▶ What you are asked to do
Go through the entries one line at a time, and gather every line that has the word "epinv".

▶ The records
↓
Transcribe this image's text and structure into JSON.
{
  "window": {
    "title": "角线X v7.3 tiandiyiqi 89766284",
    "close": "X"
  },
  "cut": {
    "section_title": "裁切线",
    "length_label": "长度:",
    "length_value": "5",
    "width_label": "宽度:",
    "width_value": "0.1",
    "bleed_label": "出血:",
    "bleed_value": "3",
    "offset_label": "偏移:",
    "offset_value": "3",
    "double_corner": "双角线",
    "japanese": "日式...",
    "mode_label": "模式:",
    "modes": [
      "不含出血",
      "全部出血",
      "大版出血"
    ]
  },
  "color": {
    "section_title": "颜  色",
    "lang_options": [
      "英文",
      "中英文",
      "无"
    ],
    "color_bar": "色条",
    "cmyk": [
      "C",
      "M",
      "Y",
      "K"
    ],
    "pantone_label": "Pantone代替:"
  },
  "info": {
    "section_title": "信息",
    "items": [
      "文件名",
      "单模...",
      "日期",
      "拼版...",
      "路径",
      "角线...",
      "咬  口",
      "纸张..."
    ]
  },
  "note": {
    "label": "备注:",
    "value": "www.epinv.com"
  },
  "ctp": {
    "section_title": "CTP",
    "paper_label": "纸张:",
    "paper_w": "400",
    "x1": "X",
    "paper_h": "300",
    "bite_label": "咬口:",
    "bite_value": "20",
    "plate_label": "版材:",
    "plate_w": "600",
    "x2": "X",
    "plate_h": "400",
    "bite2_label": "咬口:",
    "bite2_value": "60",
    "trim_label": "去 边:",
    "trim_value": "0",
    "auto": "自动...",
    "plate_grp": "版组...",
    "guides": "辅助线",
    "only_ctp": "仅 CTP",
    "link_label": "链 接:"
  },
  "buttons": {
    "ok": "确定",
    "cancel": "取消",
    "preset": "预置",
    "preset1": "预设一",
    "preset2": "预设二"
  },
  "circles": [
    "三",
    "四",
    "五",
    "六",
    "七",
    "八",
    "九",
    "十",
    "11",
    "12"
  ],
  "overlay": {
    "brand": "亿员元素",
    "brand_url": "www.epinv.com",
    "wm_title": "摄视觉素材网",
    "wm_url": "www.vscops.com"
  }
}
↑
▶ Response for this exercise
    "value": "www.epinv.com"
    "brand_url": "www.epinv.com",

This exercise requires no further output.